NBC News: Lesbian, bisexual women more successful at the ballot box than gay men, study finds.
By: Julie Moreau
Last September, Marie Pinkney beat incumbent Delaware state Sen. David McBride in the Democratic primary by a solid margin, before going on to a decisive victory in the general election. Upon winning, Pinkney became not only the first openly queer woman to be elected to the Delaware Senate but one of dozens of LGBTQ female candidates who won their elections in the last cycle.
Pinkney, a social worker, said she was inspired to run because of her work with victims of gun violence and a lack of political will to pass effective gun control legislation.
“I didn’t know if I could actually win,” Pinkney said, “but then I looked at who my state senator was, and I realized he was a serious impediment to gun violence legislation passing or even getting to the floor. That was enough for me.”
As a complete newcomer to politics challenging one of the longest-serving lawmakers in Delaware history, Pinkney’s victory came as a surprise to observers. However, a new report from the LGBTQ Victory Institute, an organization that supports LGBTQ elected officials and political hopefuls, found that the odds aren’t good for those betting against queer female candidates.
A review of the win and loss records of all 1,088 candidates endorsed by the LGBTQ Victory Fund (the political action committee associated with the Victory Institute) from 2016 to 2020 found that queer cisgender women — including lesbian, bisexual and other nonheterosexual women — won 69 percent of the time, compared to 59 percent for queer cisgender men endorsed by the political action committee.
Victory Fund does not track candidates it does not endorse, but its analysis of the 2020 LGBTQ candidates (both endorsed and unendorsed) suggests its candidates are representative of the overall LGBTQ candidate population in terms of race, sexual orientation and gender identification.
Though they are more successful at the ballot box, queer cisgender female candidates were outnumbered by their male counterparts every year covered by the Victory Institute’s report.

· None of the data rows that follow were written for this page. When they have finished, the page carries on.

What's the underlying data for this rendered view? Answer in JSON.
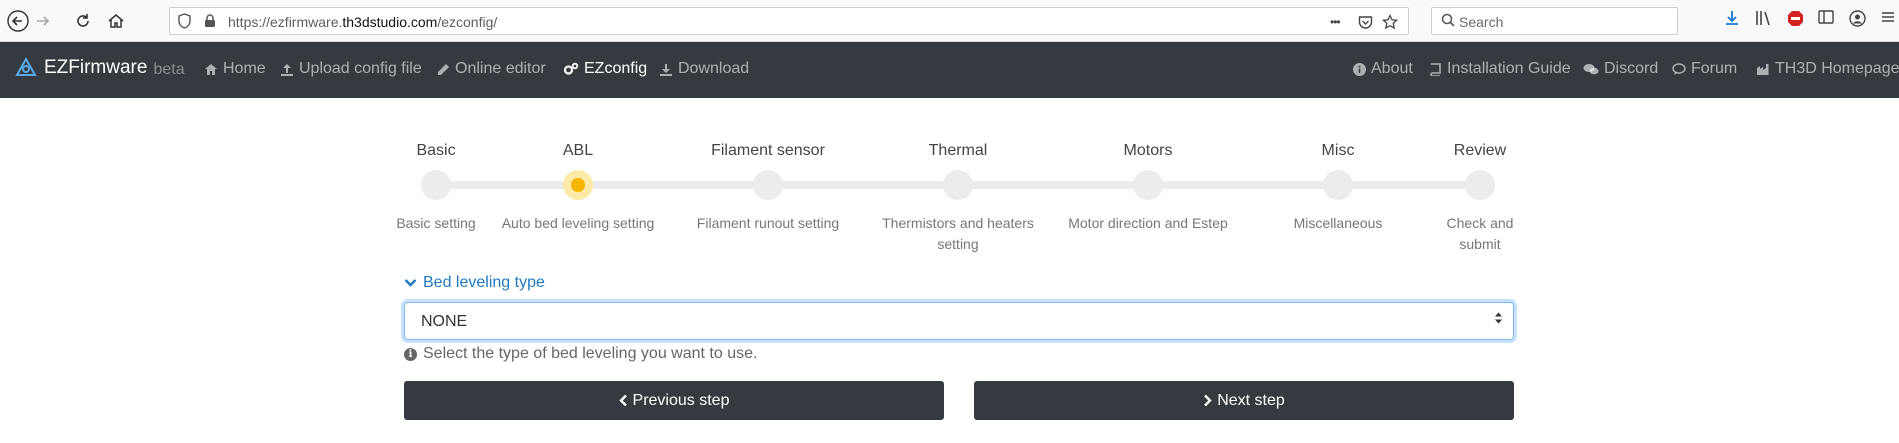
{
  "browser": {
    "url_prefix": "https://ezfirmware.",
    "url_domain": "th3dstudio.com",
    "url_path": "/ezconfig/",
    "search_placeholder": "Search",
    "more_glyph": "•••"
  },
  "navbar": {
    "brand": "EZFirmware",
    "brand_tag": "beta",
    "left_items": [
      {
        "label": "Home",
        "icon": "home-icon"
      },
      {
        "label": "Upload config file",
        "icon": "upload-icon"
      },
      {
        "label": "Online editor",
        "icon": "pencil-icon"
      },
      {
        "label": "EZconfig",
        "icon": "cogs-icon"
      },
      {
        "label": "Download",
        "icon": "download-icon"
      }
    ],
    "right_items": [
      {
        "label": "About",
        "icon": "info-icon"
      },
      {
        "label": "Installation Guide",
        "icon": "book-icon"
      },
      {
        "label": "Discord",
        "icon": "comments-icon"
      },
      {
        "label": "Forum",
        "icon": "comment-icon"
      },
      {
        "label": "TH3D Homepage",
        "icon": "building-icon"
      }
    ]
  },
  "stepper": {
    "active_index": 1,
    "steps": [
      {
        "title": "Basic",
        "desc": "Basic setting"
      },
      {
        "title": "ABL",
        "desc": "Auto bed leveling setting"
      },
      {
        "title": "Filament sensor",
        "desc": "Filament runout setting"
      },
      {
        "title": "Thermal",
        "desc": "Thermistors and heaters setting"
      },
      {
        "title": "Motors",
        "desc": "Motor direction and Estep"
      },
      {
        "title": "Misc",
        "desc": "Miscellaneous"
      },
      {
        "title": "Review",
        "desc": "Check and submit"
      }
    ]
  },
  "form": {
    "section_label": "Bed leveling type",
    "select_value": "NONE",
    "help_text": "Select the type of bed leveling you want to use."
  },
  "buttons": {
    "previous": "Previous step",
    "next": "Next step"
  },
  "colors": {
    "navbar_bg": "#343a40",
    "active_step": "#f4b400",
    "link": "#1f7ac2"
  }
}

Queer cisgender women accounted for just 35 percent of Victory Fund-endorsed candidates since 2016, whereas cisgender male candidates accounted for 59 percent.
This means that even if lesbian, bisexual and other nonheterosexual cisgender women started to run at the same rate as their male counterparts, they would not reach electoral parity with queer cisgender men until 2037, the report stated.
“LGBTQ women face unique barriers to running for office — the same sexist campaign tactics and misperceptions of their own qualifications as other women, combined with anti-LGBTQ bias — yet overcoming those obstacles makes them strong contenders by the time they run,” Annise Parker, president and CEO of the Victory Institute and former mayor of Houston, told NBC News. “LGBTQ women candidates tend to wait to run for positions they are qualified — and often overqualified — to hold and perhaps don’t trigger the same negative stereotypes directed at LGBTQ men.”
“Their experiences as women and as LGBTQ people often make them better politicians, portraying an authenticity and sensibility that resonates with voters,” Parker continued. “LGBTQ women make fantastic candidates, and when we run, we win. But we will not achieve representation equitable to LGBTQ men until we start running in much higher numbers.”
Among all female candidates, existing research suggests women and men win elections at approximately the same rate and their representational deficit has more to do with barriers to seeking office in the first place. However, endorsements by groups like EMILYs List and E-Pac (and Victory Fund) reportedly make a large difference in their likelihood of success.